Congressmen and senators yesterday approved in the bicameral level the reconciled version of the proposed Corporate Recovery and Tax Incentives for Enterprises (CREATE) Act, which the chair of the House committee on ways and means said will be the “greatest economic reform” after the 1986 EDSA revolution.
Albay Rep. Joey Salceda said lawmakers approved the disagreeing provisions of House Bill No. 4157 and Senate Bill No. 1357 and agreed to have it ratified within 24 hours.
“This will be the greatest economic reform of the post-EDSA years, second only to economic amendments to the Constitution. Removing the uncertainty will be like opening the floodgates to investment,” said Salceda who expects at least P12 trillion in combined domestic and foreign direct investments (FDIs) over the next decade due to the enactment of the CREATE law alone. Of that, $90 billion will be FDIs.
Salceda said CREATE will generate around 1.8 million jobs over the next 10 years and if combined with the proposed economic amendments to the Constitution “to maximize impact, we can produce some 8.4 million jobs.”
CREATE would reduce the corporate income tax (CIT) rate for large corporations from 30 percent to 25 percent and micro, small and medium scale enterprises’ (MSMEs) to just 20 percent, the biggest stimulus ever for businesses.
Camarines Sur Rep. Luis Raymund Villafuerte, a principal author of the bill, said the hefty CIT cut will be essential to economic recovery, considering that MSMEs comprise 99 percent of local enterprises and employ almost 70 percent of the country’s workers.
Villafuerte agreed with Finance Secretary Carlos Dominguez III who recently told the House committee on constitutional amendments Congress can help speed up economic recovery by passing the CREATE and the Government Financial Institutions Unified Initiatives to Distressed Enterprises for Economic RecoveryAct as stimulus packages.
“These bills should be our doables this year in lieu of chacha (charter change),” said Villafuerte, who earlier called on the administration to temporarily shelve Charter change deliberations so it could focus on its pandemic response.
Salceda said the approval of CREATE ends investor uncertainty on the country’s fiscal regime.
Since it took Congress some time to come up with a consensus version, he noted government lost $18 billion in potential FDIs from 2018 to 2020.
“The bleeding stops now,” he told the bicameral panel. “Fixing the incentives regime to make it more performance-based is also crucial.
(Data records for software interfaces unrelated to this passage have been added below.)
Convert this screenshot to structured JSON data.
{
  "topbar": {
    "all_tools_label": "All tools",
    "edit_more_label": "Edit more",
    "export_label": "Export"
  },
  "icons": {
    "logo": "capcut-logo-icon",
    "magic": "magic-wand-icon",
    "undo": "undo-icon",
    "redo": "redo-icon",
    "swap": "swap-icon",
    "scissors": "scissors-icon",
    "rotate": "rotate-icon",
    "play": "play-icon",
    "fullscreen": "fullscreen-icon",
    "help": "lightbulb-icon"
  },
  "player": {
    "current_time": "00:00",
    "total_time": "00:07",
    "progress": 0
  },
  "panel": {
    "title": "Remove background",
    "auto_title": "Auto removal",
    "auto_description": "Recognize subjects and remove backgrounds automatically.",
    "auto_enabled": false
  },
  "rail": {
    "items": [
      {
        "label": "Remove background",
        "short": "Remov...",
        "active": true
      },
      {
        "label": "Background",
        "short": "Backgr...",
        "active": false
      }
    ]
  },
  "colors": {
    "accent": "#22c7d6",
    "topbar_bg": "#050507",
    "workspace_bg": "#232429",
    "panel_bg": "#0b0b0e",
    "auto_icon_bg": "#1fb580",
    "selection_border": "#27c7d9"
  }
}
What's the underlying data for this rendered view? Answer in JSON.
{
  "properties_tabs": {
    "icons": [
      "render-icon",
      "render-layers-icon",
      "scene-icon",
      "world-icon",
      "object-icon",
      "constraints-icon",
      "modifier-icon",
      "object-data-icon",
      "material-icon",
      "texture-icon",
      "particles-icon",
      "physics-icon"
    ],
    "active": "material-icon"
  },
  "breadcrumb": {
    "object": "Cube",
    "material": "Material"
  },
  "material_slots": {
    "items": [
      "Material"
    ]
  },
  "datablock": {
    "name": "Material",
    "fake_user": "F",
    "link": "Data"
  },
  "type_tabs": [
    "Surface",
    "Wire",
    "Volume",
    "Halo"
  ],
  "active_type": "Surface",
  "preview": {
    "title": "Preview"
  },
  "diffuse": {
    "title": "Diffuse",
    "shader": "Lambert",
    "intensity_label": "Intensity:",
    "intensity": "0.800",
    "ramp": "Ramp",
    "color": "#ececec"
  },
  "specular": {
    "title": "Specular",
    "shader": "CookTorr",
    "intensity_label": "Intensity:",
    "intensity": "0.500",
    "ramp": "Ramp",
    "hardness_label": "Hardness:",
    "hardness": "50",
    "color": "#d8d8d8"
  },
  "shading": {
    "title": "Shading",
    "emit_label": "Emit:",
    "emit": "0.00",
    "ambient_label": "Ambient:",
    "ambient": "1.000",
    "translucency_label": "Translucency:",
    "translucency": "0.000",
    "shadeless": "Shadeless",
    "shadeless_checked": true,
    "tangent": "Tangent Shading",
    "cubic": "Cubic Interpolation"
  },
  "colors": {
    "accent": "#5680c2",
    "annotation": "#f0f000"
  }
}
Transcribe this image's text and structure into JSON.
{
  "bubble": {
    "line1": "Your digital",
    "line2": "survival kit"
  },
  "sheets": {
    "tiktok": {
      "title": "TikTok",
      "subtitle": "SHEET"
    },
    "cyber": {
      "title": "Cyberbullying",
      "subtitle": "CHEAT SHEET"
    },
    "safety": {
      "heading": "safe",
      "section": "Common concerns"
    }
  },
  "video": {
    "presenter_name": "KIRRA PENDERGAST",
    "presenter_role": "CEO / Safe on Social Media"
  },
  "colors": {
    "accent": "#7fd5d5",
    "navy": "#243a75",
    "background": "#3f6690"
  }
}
The current investment priorities plan covers some 70 percent of GDP,” Salceda added in his remarks to the committee.
Salceda added while CREATE will result in some P931 billion in tax savings for businesses, this is to frontload relief and cover the economic gap brought about by the COVID-19 pandemic, the vaccines for which will be duty-free under the proposed law.
He noted the final bicameral version was able to shave off P282 billion from the original revenue loss under the Senate version.